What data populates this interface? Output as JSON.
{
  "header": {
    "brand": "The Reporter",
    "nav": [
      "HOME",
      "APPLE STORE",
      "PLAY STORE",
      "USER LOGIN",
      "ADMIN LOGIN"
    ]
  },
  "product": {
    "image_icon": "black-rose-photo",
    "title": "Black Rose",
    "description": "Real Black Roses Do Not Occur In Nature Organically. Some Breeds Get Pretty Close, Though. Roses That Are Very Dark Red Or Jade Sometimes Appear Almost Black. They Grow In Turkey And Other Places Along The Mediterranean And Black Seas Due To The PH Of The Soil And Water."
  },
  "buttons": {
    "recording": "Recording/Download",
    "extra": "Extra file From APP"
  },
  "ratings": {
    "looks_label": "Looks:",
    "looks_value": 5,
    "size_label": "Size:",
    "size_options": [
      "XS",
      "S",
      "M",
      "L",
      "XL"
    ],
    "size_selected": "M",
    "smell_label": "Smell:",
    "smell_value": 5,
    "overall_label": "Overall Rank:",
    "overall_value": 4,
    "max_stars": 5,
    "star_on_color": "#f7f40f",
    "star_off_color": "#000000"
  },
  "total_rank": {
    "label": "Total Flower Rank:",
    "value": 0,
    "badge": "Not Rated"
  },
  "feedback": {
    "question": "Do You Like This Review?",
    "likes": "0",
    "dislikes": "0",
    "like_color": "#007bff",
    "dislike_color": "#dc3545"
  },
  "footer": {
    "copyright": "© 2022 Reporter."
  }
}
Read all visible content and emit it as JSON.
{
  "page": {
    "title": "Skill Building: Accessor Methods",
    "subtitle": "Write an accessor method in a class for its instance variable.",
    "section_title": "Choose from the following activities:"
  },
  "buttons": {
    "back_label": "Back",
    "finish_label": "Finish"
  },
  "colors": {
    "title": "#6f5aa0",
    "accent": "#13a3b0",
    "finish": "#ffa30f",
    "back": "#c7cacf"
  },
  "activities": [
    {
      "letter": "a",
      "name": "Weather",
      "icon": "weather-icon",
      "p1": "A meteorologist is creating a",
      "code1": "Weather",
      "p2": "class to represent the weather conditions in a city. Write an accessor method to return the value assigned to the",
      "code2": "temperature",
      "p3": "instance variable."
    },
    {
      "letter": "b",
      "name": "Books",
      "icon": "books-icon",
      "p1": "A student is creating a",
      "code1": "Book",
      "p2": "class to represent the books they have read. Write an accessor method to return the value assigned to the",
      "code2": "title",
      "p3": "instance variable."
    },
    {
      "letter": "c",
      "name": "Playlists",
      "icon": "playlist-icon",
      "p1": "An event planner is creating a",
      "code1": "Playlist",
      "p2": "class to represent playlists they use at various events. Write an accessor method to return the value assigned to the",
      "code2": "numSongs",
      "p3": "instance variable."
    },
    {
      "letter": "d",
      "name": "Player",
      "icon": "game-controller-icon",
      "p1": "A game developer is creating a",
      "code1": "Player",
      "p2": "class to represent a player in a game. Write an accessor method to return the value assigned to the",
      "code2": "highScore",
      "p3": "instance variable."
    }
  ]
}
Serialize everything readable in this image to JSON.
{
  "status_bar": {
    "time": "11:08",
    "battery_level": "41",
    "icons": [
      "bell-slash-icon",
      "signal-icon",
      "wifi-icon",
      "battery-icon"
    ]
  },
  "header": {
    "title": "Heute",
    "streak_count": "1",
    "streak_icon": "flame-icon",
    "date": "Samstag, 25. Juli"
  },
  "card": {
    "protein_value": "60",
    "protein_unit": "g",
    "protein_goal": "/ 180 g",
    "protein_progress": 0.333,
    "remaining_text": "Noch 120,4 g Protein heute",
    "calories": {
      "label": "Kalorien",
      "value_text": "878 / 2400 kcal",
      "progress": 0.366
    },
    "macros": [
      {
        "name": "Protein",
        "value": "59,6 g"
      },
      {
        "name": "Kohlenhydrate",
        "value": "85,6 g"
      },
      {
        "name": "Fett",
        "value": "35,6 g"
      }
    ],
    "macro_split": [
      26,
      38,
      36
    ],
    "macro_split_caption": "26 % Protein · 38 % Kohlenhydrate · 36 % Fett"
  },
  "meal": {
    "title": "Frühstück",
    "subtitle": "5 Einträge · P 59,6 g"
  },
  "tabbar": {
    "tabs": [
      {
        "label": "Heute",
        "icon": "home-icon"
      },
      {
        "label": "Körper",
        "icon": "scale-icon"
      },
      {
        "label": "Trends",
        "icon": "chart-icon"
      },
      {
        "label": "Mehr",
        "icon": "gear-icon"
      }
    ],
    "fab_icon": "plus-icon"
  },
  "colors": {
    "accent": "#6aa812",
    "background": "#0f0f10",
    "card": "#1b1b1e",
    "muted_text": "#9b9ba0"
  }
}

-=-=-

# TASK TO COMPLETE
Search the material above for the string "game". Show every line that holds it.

# SOLUTION FOR THIS EXERCISE
      "icon": "game-controller-icon",
      "p1": "A game developer is creating a",
      "p2": "class to represent a player in a game. Write an accessor method to return the value assigned to the",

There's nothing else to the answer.